## Directions
When the records are reproduced, each one must match exactly, and no picture may be kept.

## Exercise input
■ ■ ■
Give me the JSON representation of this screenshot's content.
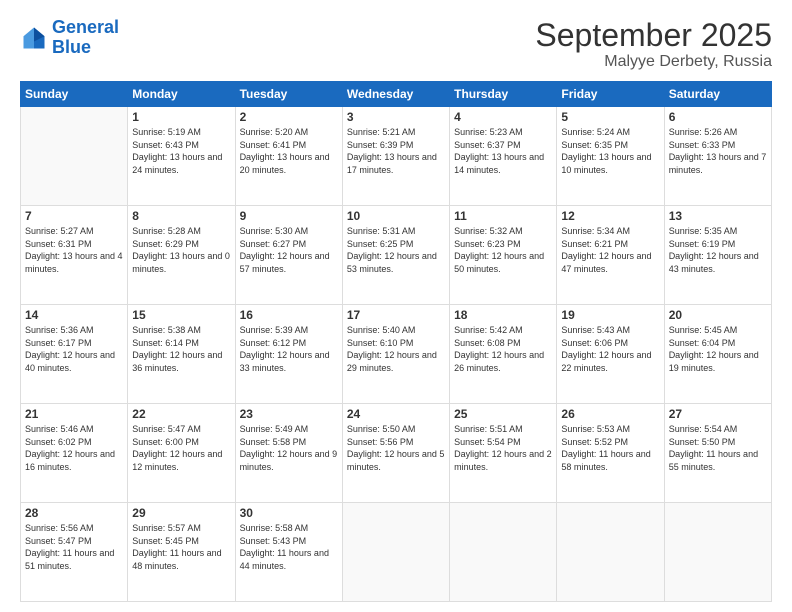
{
  "logo": {
    "line1": "General",
    "line2": "Blue"
  },
  "title": "September 2025",
  "subtitle": "Malyye Derbety, Russia",
  "weekdays": [
    "Sunday",
    "Monday",
    "Tuesday",
    "Wednesday",
    "Thursday",
    "Friday",
    "Saturday"
  ],
  "weeks": [
    [
      {
        "day": "",
        "sunrise": "",
        "sunset": "",
        "daylight": ""
      },
      {
        "day": "1",
        "sunrise": "5:19 AM",
        "sunset": "6:43 PM",
        "daylight": "13 hours and 24 minutes."
      },
      {
        "day": "2",
        "sunrise": "5:20 AM",
        "sunset": "6:41 PM",
        "daylight": "13 hours and 20 minutes."
      },
      {
        "day": "3",
        "sunrise": "5:21 AM",
        "sunset": "6:39 PM",
        "daylight": "13 hours and 17 minutes."
      },
      {
        "day": "4",
        "sunrise": "5:23 AM",
        "sunset": "6:37 PM",
        "daylight": "13 hours and 14 minutes."
      },
      {
        "day": "5",
        "sunrise": "5:24 AM",
        "sunset": "6:35 PM",
        "daylight": "13 hours and 10 minutes."
      },
      {
        "day": "6",
        "sunrise": "5:26 AM",
        "sunset": "6:33 PM",
        "daylight": "13 hours and 7 minutes."
      }
    ],
    [
      {
        "day": "7",
        "sunrise": "5:27 AM",
        "sunset": "6:31 PM",
        "daylight": "13 hours and 4 minutes."
      },
      {
        "day": "8",
        "sunrise": "5:28 AM",
        "sunset": "6:29 PM",
        "daylight": "13 hours and 0 minutes."
      },
      {
        "day": "9",
        "sunrise": "5:30 AM",
        "sunset": "6:27 PM",
        "daylight": "12 hours and 57 minutes."
      },
      {
        "day": "10",
        "sunrise": "5:31 AM",
        "sunset": "6:25 PM",
        "daylight": "12 hours and 53 minutes."
      },
      {
        "day": "11",
        "sunrise": "5:32 AM",
        "sunset": "6:23 PM",
        "daylight": "12 hours and 50 minutes."
      },
      {
        "day": "12",
        "sunrise": "5:34 AM",
        "sunset": "6:21 PM",
        "daylight": "12 hours and 47 minutes."
      },
      {
        "day": "13",
        "sunrise": "5:35 AM",
        "sunset": "6:19 PM",
        "daylight": "12 hours and 43 minutes."
      }
    ],
    [
      {
        "day": "14",
        "sunrise": "5:36 AM",
        "sunset": "6:17 PM",
        "daylight": "12 hours and 40 minutes."
      },
      {
        "day": "15",
        "sunrise": "5:38 AM",
        "sunset": "6:14 PM",
        "daylight": "12 hours and 36 minutes."
      },
      {
        "day": "16",
        "sunrise": "5:39 AM",
        "sunset": "6:12 PM",
        "daylight": "12 hours and 33 minutes."
      },
      {
        "day": "17",
        "sunrise": "5:40 AM",
        "sunset": "6:10 PM",
        "daylight": "12 hours and 29 minutes."
      },
      {
        "day": "18",
        "sunrise": "5:42 AM",
        "sunset": "6:08 PM",
        "daylight": "12 hours and 26 minutes."
      },
      {
        "day": "19",
        "sunrise": "5:43 AM",
        "sunset": "6:06 PM",
        "daylight": "12 hours and 22 minutes."
      },
      {
        "day": "20",
        "sunrise": "5:45 AM",
        "sunset": "6:04 PM",
        "daylight": "12 hours and 19 minutes."
      }
    ],
    [
      {
        "day": "21",
        "sunrise": "5:46 AM",
        "sunset": "6:02 PM",
        "daylight": "12 hours and 16 minutes."
      },
      {
        "day": "22",
        "sunrise": "5:47 AM",
        "sunset": "6:00 PM",
        "daylight": "12 hours and 12 minutes."
      },
      {
        "day": "23",
        "sunrise": "5:49 AM",
        "sunset": "5:58 PM",
        "daylight": "12 hours and 9 minutes."
      },
      {
        "day": "24",
        "sunrise": "5:50 AM",
        "sunset": "5:56 PM",
        "daylight": "12 hours and 5 minutes."
      },
      {
        "day": "25",
        "sunrise": "5:51 AM",
        "sunset": "5:54 PM",
        "daylight": "12 hours and 2 minutes."
      },
      {
        "day": "26",
        "sunrise": "5:53 AM",
        "sunset": "5:52 PM",
        "daylight": "11 hours and 58 minutes."
      },
      {
        "day": "27",
        "sunrise": "5:54 AM",
        "sunset": "5:50 PM",
        "daylight": "11 hours and 55 minutes."
      }
    ],
    [
      {
        "day": "28",
        "sunrise": "5:56 AM",
        "sunset": "5:47 PM",
        "daylight": "11 hours and 51 minutes."
      },
      {
        "day": "29",
        "sunrise": "5:57 AM",
        "sunset": "5:45 PM",
        "daylight": "11 hours and 48 minutes."
      },
      {
        "day": "30",
        "sunrise": "5:58 AM",
        "sunset": "5:43 PM",
        "daylight": "11 hours and 44 minutes."
      },
      {
        "day": "",
        "sunrise": "",
        "sunset": "",
        "daylight": ""
      },
      {
        "day": "",
        "sunrise": "",
        "sunset": "",
        "daylight": ""
      },
      {
        "day": "",
        "sunrise": "",
        "sunset": "",
        "daylight": ""
      },
      {
        "day": "",
        "sunrise": "",
        "sunset": "",
        "daylight": ""
      }
    ]
  ]
}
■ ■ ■
## Your response
Give me the JSON representation of this screenshot's content.
{
  "logo": {
    "line1": "General",
    "line2": "Blue"
  },
  "title": "September 2025",
  "subtitle": "Malyye Derbety, Russia",
  "weekdays": [
    "Sunday",
    "Monday",
    "Tuesday",
    "Wednesday",
    "Thursday",
    "Friday",
    "Saturday"
  ],
  "weeks": [
    [
      {
        "day": "",
        "sunrise": "",
        "sunset": "",
        "daylight": ""
      },
      {
        "day": "1",
        "sunrise": "5:19 AM",
        "sunset": "6:43 PM",
        "daylight": "13 hours and 24 minutes."
      },
      {
        "day": "2",
        "sunrise": "5:20 AM",
        "sunset": "6:41 PM",
        "daylight": "13 hours and 20 minutes."
      },
      {
        "day": "3",
        "sunrise": "5:21 AM",
        "sunset": "6:39 PM",
        "daylight": "13 hours and 17 minutes."
      },
      {
        "day": "4",
        "sunrise": "5:23 AM",
        "sunset": "6:37 PM",
        "daylight": "13 hours and 14 minutes."
      },
      {
        "day": "5",
        "sunrise": "5:24 AM",
        "sunset": "6:35 PM",
        "daylight": "13 hours and 10 minutes."
      },
      {
        "day": "6",
        "sunrise": "5:26 AM",
        "sunset": "6:33 PM",
        "daylight": "13 hours and 7 minutes."
      }
    ],
    [
      {
        "day": "7",
        "sunrise": "5:27 AM",
        "sunset": "6:31 PM",
        "daylight": "13 hours and 4 minutes."
      },
      {
        "day": "8",
        "sunrise": "5:28 AM",
        "sunset": "6:29 PM",
        "daylight": "13 hours and 0 minutes."
      },
      {
        "day": "9",
        "sunrise": "5:30 AM",
        "sunset": "6:27 PM",
        "daylight": "12 hours and 57 minutes."
      },
      {
        "day": "10",
        "sunrise": "5:31 AM",
        "sunset": "6:25 PM",
        "daylight": "12 hours and 53 minutes."
      },
      {
        "day": "11",
        "sunrise": "5:32 AM",
        "sunset": "6:23 PM",
        "daylight": "12 hours and 50 minutes."
      },
      {
        "day": "12",
        "sunrise": "5:34 AM",
        "sunset": "6:21 PM",
        "daylight": "12 hours and 47 minutes."
      },
      {
        "day": "13",
        "sunrise": "5:35 AM",
        "sunset": "6:19 PM",
        "daylight": "12 hours and 43 minutes."
      }
    ],
    [
      {
        "day": "14",
        "sunrise": "5:36 AM",
        "sunset": "6:17 PM",
        "daylight": "12 hours and 40 minutes."
      },
      {
        "day": "15",
        "sunrise": "5:38 AM",
        "sunset": "6:14 PM",
        "daylight": "12 hours and 36 minutes."
      },
      {
        "day": "16",
        "sunrise": "5:39 AM",
        "sunset": "6:12 PM",
        "daylight": "12 hours and 33 minutes."
      },
      {
        "day": "17",
        "sunrise": "5:40 AM",
        "sunset": "6:10 PM",
        "daylight": "12 hours and 29 minutes."
      },
      {
        "day": "18",
        "sunrise": "5:42 AM",
        "sunset": "6:08 PM",
        "daylight": "12 hours and 26 minutes."
      },
      {
        "day": "19",
        "sunrise": "5:43 AM",
        "sunset": "6:06 PM",
        "daylight": "12 hours and 22 minutes."
      },
      {
        "day": "20",
        "sunrise": "5:45 AM",
        "sunset": "6:04 PM",
        "daylight": "12 hours and 19 minutes."
      }
    ],
    [
      {
        "day": "21",
        "sunrise": "5:46 AM",
        "sunset": "6:02 PM",
        "daylight": "12 hours and 16 minutes."
      },
      {
        "day": "22",
        "sunrise": "5:47 AM",
        "sunset": "6:00 PM",
        "daylight": "12 hours and 12 minutes."
      },
      {
        "day": "23",
        "sunrise": "5:49 AM",
        "sunset": "5:58 PM",
        "daylight": "12 hours and 9 minutes."
      },
      {
        "day": "24",
        "sunrise": "5:50 AM",
        "sunset": "5:56 PM",
        "daylight": "12 hours and 5 minutes."
      },
      {
        "day": "25",
        "sunrise": "5:51 AM",
        "sunset": "5:54 PM",
        "daylight": "12 hours and 2 minutes."
      },
      {
        "day": "26",
        "sunrise": "5:53 AM",
        "sunset": "5:52 PM",
        "daylight": "11 hours and 58 minutes."
      },
      {
        "day": "27",
        "sunrise": "5:54 AM",
        "sunset": "5:50 PM",
        "daylight": "11 hours and 55 minutes."
      }
    ],
    [
      {
        "day": "28",
        "sunrise": "5:56 AM",
        "sunset": "5:47 PM",
        "daylight": "11 hours and 51 minutes."
      },
      {
        "day": "29",
        "sunrise": "5:57 AM",
        "sunset": "5:45 PM",
        "daylight": "11 hours and 48 minutes."
      },
      {
        "day": "30",
        "sunrise": "5:58 AM",
        "sunset": "5:43 PM",
        "daylight": "11 hours and 44 minutes."
      },
      {
        "day": "",
        "sunrise": "",
        "sunset": "",
        "daylight": ""
      },
      {
        "day": "",
        "sunrise": "",
        "sunset": "",
        "daylight": ""
      },
      {
        "day": "",
        "sunrise": "",
        "sunset": "",
        "daylight": ""
      },
      {
        "day": "",
        "sunrise": "",
        "sunset": "",
        "daylight": ""
      }
    ]
  ]
}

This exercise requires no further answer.